After years of property inspections and data-gathering field trips, firefighters in the San Fernando Valley (Calif.) Fire District had information to burn. The district had a pile of paper reports and property histories, but it had limited means to process the data. All that changed last April, when the district automated its data-collection process. In doing so, it enhanced the fire department’s ability to collect and organize information, access it quickly, and use it to prevent one of the area’s most threatening occurrences: brush fires.
The San Fernando Valley Mountain Fire District spans nearly 180,000 private and public properties in an area that is covered with fuel for brush fires. Each summer, nearly 50 inspectors from the Los Angeles Fire Department’s Valley Fire Prevention Office examine the district for potential fire hazards, and they update the office’s database with property location coordinates and information about safety violations.
For years, LAFD recorded inspection data manually, says Jack Shafer, senior systems analyst for the department’s support services division. After a day in the field, the inspectors generated their reports by hand and, in doing so, spent nearly 40 percent of their working day on paperwork, he says.
Support Services personnel took the information from the reports and entered it into a computer system, which the Fire Prevention Office used to produce trends analyses. However, a backlog resulted when the number of reports overwhelmed data-entry personnel.

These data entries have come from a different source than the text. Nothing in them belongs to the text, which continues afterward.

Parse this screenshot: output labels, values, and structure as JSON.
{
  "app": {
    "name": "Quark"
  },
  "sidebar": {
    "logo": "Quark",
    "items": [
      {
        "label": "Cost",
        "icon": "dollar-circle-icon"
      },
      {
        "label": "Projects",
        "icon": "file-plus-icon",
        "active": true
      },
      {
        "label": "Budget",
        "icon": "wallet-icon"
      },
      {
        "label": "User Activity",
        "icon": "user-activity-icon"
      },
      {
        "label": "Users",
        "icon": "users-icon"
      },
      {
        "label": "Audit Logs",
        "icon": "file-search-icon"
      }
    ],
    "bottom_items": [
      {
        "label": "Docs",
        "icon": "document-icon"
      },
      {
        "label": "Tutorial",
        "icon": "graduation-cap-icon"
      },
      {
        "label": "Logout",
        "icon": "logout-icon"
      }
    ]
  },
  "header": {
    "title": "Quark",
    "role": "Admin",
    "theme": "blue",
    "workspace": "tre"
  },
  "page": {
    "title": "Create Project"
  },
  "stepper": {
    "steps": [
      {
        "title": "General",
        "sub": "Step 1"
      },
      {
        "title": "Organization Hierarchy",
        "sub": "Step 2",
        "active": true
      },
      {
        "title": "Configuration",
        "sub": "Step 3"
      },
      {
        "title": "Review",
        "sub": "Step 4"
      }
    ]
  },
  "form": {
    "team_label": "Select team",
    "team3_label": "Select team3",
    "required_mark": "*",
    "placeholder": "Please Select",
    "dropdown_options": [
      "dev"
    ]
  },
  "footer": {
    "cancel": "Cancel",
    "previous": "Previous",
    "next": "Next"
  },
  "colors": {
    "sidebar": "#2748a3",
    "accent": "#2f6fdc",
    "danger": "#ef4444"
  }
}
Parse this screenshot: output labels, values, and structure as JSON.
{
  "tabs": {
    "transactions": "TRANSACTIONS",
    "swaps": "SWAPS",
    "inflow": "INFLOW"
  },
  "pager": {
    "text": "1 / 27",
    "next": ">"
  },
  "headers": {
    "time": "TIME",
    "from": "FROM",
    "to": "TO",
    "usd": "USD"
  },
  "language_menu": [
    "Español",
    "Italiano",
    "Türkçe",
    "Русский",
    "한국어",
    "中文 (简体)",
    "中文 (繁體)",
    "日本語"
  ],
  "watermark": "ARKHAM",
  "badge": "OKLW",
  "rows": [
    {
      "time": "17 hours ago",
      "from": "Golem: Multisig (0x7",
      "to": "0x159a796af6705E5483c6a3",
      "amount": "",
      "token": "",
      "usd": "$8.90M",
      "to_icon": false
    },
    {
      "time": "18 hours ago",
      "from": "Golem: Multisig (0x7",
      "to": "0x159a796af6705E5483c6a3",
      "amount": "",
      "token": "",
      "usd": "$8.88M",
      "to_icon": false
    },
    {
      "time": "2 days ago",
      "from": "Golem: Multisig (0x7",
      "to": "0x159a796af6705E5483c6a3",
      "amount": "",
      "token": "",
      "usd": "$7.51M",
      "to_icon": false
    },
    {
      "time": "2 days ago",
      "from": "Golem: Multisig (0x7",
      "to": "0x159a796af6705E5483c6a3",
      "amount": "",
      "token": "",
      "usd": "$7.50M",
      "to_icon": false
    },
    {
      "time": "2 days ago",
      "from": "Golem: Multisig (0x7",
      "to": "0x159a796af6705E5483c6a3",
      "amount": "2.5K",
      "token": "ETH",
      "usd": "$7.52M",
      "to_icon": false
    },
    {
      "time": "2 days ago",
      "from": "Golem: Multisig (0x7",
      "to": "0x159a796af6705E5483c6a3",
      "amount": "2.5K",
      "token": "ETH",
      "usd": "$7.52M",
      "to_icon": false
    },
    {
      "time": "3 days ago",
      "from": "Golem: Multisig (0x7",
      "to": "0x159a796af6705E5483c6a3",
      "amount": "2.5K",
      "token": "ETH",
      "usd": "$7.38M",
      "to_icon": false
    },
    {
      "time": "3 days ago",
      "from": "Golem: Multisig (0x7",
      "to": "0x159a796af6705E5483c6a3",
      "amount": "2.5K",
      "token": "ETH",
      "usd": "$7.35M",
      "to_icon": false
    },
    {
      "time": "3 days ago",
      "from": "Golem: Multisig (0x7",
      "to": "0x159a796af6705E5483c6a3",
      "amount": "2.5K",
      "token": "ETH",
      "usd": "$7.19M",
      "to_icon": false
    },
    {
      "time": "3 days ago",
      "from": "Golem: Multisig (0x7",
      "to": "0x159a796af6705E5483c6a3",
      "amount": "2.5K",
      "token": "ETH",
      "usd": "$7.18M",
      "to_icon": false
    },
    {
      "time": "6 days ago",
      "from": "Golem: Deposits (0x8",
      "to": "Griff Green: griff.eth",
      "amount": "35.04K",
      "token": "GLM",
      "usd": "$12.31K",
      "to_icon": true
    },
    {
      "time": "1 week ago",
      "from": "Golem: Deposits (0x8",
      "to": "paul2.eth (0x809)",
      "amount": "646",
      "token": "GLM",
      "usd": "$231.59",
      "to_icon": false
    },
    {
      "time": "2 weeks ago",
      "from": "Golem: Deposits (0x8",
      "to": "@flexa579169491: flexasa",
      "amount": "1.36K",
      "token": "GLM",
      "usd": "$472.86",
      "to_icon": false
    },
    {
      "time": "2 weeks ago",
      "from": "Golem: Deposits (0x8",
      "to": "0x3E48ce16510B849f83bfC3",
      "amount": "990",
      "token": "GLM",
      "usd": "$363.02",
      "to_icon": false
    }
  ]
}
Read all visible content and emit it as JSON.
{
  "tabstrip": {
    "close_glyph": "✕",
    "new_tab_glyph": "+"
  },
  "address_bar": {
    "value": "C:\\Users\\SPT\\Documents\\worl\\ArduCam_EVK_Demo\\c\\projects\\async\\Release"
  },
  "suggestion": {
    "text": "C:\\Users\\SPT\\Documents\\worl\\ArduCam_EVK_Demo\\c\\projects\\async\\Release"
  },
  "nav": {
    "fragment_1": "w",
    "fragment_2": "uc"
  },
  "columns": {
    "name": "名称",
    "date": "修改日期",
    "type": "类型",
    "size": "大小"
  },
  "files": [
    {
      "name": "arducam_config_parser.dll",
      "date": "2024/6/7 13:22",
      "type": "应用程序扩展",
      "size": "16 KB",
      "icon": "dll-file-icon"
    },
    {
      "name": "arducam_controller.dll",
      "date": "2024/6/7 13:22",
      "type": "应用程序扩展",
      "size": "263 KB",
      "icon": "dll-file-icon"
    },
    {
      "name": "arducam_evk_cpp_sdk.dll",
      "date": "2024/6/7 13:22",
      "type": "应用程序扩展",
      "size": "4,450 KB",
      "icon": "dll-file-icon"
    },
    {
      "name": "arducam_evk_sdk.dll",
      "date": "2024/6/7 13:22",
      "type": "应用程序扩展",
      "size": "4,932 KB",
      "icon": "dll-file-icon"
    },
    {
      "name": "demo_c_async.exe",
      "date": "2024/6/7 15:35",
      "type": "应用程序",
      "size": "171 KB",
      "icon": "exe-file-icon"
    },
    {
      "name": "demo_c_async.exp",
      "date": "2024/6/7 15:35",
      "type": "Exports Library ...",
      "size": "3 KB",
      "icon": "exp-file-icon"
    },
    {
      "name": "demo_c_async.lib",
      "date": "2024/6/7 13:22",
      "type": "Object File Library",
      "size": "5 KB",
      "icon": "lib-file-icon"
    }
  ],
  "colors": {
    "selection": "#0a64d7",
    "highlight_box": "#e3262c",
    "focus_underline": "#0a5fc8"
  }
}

To alleviate the report-writing and data-entry burdens, LAFD issued handheld, computerized devices to its inspectors. Provided by Symbol Technology, Holtsville, N.Y., the devices fit into rubber boots on the inspectors’ arms and allow users to make on-the-spot reports from the field.
Now, when an inspector visits a property, he scans a bar code that activates a drop-down menu of common safety violations. He can log violations from that menu, or he can access an entry field and input data regarding extraordinary violations.
Using that entry field, the inspector can access three drop-down lists: one showing additional types of hazards; one that identifies the type of work necessary to remedy the violation; and one identifying violation locations on the property. The inspector chooses from any of the drop-down items or, using handwriting recognition features on the device, he can enter the violation data manually.
In addition to making the inspectors’ jobs easier, the handheld data-collection system eliminates the need for data entry. At the end of each day, data from the devices is downloaded onto a network, where Support Services retrieves it and channels it to the server for the Fire Prevention Offi ce.
“Once we incorporate the new inspection data into the server repository, we update the records and track every change made to a property’s status,” Shafer says. “We generate violation notices from the central location at the Fire Prevention Office. And, to ensure that violators comply with fire prevention measures, we print a map for each inspector so he or she can revisit the property and confirm that the hazard has been abated.”
Only four months old, the data-collection system is saving LAFD time and money. Reporting and data-entry time has dropped nearly 50 percent, according to LAFD Captain Paul Quagliata. He notes that inspectors are now able to spend the time once dedicated to paperwork on more productive inspection tasks.
And savings is not limited to time and money, Shafer adds. “The reality is, if this new technology allows us to inspect more properties and abate more combustible material, then we can save something even more precious [than time and money] — people’s lives and homes — and that’s the bottom line,” he says.